There are two directors listed for the movie (David Worth and Mark DiSalle, who shares a story credit for the film with Van Damme), presumably one for the action and one for the drama.  I might be wrong, though.  Perhaps this example of true cinema required the efforts of two full-time directors to get all the subtext and symbolism they could squeeze into this 97 minute slice of pure movie gold.  Or, maybe they decided who would direct what by rock-paper-scissors.  Whatever works, right?
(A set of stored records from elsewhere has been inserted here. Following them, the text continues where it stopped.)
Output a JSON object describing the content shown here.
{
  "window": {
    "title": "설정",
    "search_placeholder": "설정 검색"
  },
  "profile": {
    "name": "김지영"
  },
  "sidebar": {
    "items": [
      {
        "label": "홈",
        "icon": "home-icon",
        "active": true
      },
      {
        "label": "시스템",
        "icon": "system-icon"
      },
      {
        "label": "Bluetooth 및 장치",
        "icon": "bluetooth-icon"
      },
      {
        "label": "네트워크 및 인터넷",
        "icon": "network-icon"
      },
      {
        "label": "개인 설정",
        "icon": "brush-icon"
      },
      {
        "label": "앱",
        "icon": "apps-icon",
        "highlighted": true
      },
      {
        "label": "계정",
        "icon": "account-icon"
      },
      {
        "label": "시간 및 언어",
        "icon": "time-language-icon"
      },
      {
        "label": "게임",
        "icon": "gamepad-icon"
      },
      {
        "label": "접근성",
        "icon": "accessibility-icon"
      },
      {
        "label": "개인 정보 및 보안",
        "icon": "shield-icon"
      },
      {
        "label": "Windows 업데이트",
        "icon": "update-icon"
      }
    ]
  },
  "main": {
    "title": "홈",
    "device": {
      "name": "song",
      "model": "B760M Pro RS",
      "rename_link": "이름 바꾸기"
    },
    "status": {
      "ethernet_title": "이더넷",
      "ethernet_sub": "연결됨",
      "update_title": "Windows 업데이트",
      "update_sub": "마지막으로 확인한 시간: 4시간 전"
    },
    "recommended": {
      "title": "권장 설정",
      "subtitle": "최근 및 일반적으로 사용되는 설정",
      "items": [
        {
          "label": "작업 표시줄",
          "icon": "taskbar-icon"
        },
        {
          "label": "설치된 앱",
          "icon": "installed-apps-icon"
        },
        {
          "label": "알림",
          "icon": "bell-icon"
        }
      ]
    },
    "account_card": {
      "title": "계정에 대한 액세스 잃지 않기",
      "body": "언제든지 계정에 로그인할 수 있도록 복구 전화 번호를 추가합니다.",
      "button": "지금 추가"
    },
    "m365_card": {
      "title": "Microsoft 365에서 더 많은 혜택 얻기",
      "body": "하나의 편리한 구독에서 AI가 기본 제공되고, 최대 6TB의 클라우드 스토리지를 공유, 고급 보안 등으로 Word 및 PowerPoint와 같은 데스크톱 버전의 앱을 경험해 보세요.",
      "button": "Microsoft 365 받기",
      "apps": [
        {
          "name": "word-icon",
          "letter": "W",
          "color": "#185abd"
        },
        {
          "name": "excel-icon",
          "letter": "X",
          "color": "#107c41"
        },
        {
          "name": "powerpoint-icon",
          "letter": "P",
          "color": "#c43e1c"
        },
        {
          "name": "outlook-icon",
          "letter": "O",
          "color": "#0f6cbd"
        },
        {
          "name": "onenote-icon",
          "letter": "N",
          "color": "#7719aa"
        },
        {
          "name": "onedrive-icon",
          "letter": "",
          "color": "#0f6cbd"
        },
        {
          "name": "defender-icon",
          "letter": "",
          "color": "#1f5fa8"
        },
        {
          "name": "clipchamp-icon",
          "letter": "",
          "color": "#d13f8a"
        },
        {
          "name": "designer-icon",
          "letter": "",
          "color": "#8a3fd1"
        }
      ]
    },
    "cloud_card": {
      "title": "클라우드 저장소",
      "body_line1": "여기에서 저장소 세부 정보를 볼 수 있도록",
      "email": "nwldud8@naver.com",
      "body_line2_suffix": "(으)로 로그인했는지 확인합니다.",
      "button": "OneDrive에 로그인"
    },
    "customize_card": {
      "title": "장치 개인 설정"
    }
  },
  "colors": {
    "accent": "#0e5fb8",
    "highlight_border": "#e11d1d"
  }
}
Not everything in this movie is bad.  It gives us the semi-iconic image of Van Damme dipping his fists in wax (or something) and then dipping them in broken glass for the final fight.  The final fight is okay, I guess, following in the Rocky school of fighting (get beat up until you decide to win).  More importantly, though, this film gives us Van Damme dancing:

I know what you're thinking and, yes, he is wearing a break-away tank top with suspender clips built in.

I try to judge movies based on their individual merits and how well they accomplished their goals.  This movie is clearly all about the fight scenes, with some boring story in between.  Unfortunately, the fighting isn't all that great, aside from the awesomeness with Van Damncing.  I'm no professional fighter, but I'm pretty sure that the fighting in this movie is not muay thai, as they mention so often.  It looks to me like it is traditional kickboxing with a teenie bit of muay thai added for spice.  To give you an idea of how hard they tried to make this movie good, Tong Po is credited as "himself" in the credits, even though he was just the character name for Micel Qissi in this movie; they couldn't even tell if their characters were real people or not!  I'm sure Van Damme walked around the set saying "I just learned karate...wanna see?" all day long.  I guess they got confused because they are all method actors and the story was so enveloping.  And unpredictable!  Do you think Van Damme will get to fight Tong Po by the end of the film?  I don't want to spoil the ending for you, so you'll just have to watch and see for yourself.  At least Van Damme showed enough sense to not star in any of the four (FOUR!) sequels.

No comments:

Post a Comment